### What to do
Given the records below, pull every line with the word "JSON" into the answer.

Stored dataset items:

========

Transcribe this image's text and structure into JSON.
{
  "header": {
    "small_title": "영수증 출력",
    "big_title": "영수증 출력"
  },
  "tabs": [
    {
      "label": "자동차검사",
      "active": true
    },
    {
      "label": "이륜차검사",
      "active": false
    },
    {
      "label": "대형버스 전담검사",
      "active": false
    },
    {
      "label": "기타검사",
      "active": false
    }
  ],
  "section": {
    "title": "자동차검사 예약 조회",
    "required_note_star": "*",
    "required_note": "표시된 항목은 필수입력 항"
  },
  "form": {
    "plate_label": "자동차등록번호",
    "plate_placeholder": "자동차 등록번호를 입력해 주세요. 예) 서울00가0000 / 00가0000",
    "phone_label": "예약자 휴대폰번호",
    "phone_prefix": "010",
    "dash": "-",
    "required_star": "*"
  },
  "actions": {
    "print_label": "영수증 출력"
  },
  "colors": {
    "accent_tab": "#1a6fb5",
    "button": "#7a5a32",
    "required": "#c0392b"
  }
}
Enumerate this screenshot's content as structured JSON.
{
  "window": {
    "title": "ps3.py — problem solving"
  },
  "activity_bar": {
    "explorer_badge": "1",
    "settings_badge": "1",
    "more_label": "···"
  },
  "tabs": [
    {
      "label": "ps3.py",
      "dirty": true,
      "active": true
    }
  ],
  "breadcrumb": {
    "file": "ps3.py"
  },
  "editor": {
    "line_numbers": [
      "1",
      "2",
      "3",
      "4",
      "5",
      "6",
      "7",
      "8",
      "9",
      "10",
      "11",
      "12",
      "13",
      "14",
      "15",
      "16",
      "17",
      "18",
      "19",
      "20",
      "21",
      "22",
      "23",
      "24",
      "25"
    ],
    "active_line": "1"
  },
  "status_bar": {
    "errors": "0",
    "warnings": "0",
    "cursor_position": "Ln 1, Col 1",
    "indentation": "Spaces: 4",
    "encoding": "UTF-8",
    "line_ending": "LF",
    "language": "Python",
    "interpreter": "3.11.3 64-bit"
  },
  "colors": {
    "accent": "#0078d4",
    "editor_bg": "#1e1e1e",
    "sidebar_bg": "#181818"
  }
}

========

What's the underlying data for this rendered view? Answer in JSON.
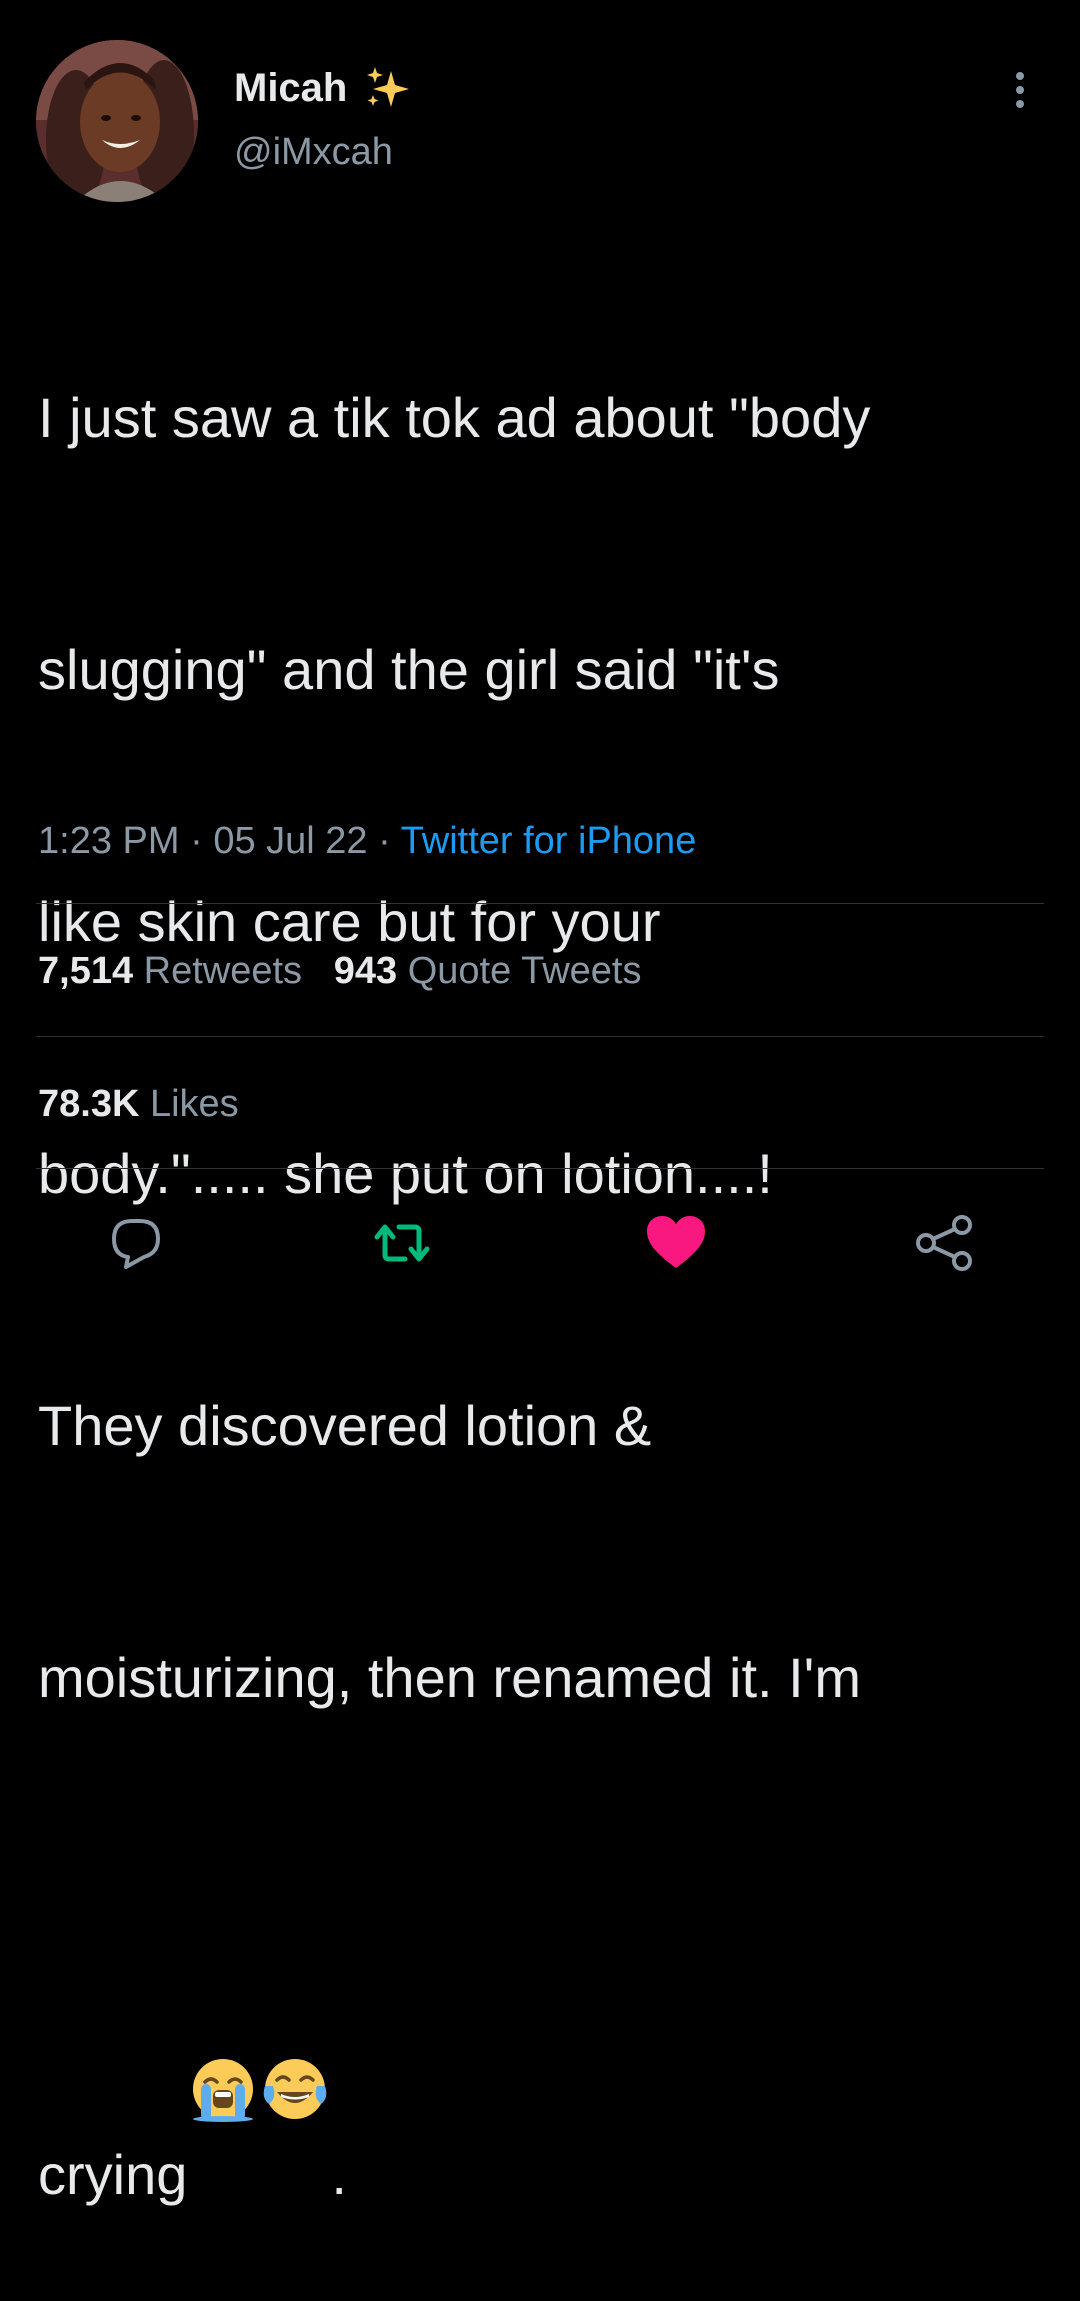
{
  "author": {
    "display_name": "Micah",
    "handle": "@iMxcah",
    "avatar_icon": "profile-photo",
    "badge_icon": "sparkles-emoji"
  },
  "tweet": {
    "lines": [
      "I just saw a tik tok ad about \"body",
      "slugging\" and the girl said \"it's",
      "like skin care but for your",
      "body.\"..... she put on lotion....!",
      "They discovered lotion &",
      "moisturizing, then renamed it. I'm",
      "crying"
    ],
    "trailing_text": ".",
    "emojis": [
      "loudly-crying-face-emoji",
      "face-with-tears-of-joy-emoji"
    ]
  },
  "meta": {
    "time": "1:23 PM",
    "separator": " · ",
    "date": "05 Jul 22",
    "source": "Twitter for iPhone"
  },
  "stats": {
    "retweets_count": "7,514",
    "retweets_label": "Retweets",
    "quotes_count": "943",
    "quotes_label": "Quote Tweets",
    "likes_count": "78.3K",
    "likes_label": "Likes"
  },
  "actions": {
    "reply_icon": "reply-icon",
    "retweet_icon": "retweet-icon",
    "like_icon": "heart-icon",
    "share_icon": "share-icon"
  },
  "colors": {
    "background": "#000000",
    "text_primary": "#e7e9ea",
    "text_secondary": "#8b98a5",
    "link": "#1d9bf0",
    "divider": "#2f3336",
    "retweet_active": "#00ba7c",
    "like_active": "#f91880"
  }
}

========

### Response to the exercise
Transcribe this image's text and structure into JSON.
Enumerate this screenshot's content as structured JSON.
What's the underlying data for this rendered view? Answer in JSON.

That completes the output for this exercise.